“I think there are people who probably come back and look for him every year,” says Krista Moroz, a representative of Southcentre. “He has a great personality, he's always very friendly you want to go up to his kettle, you want to put money in for him.”
Thwaites loves it when children come to put money into the kettle. He says for many parents it's a way of introducing their kids to the importance of giving.
“A lot of them will, as they walk away, say you know ‘Where does that money go?” says Thwaites. “They tend to explain to the kids that it goes to people that don't have as much as we have.”
It's always a challenge for the Salvation Army to get enough bell ringers, so having Ken volunteer so much time is a real benefit. Captain Pam Goodyear says Ken’s contribution to the cause is immeasurable.
“Ken is always recruiting volunteers too because he's able to talk to his friends and those he meets about what a positive experience it is,” says Goodyear. “You get to hear some great stories when you stand at the kettles as people donate they'll often tell you how they've been helped.”
Ken Thwaites says his greatest satisfaction is the knowledge that he's made a difference.
“When I sit down to Christmas dinner it's gonna be a good feeling to know that there's other people sitting down to Christmas dinner that may not have been if it wasn't for those of us who stand here with the kettles.”

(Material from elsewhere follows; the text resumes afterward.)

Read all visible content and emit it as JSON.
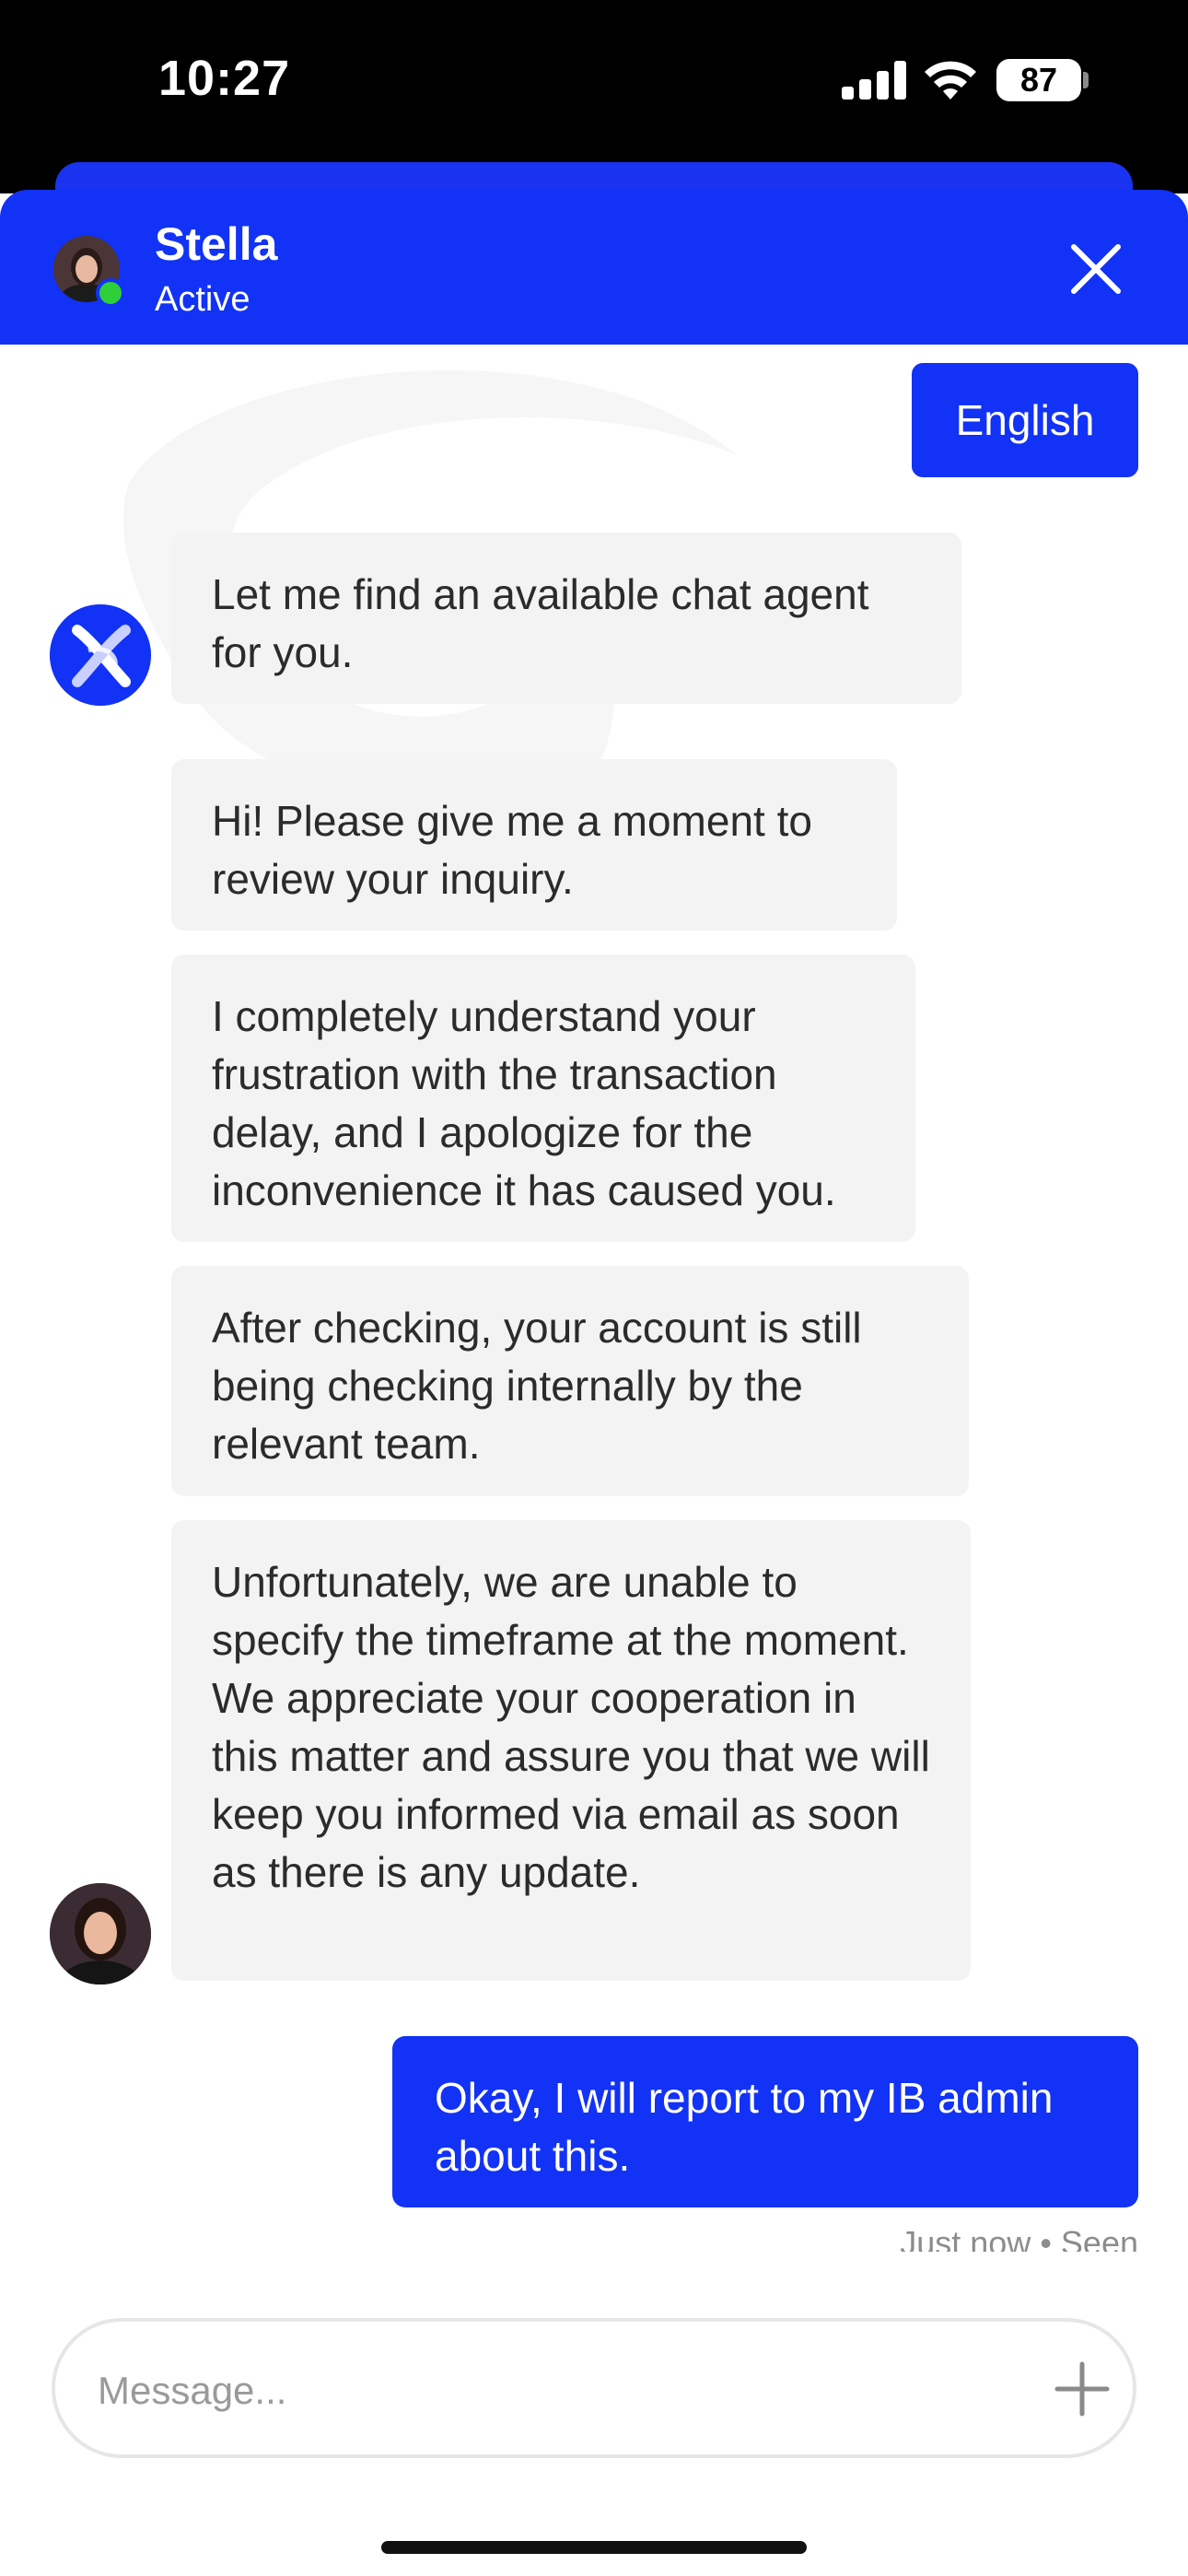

For what he does to help many families have a Merry Christmas, Ken Thwaites is this week’s Inspiring Albertan this week.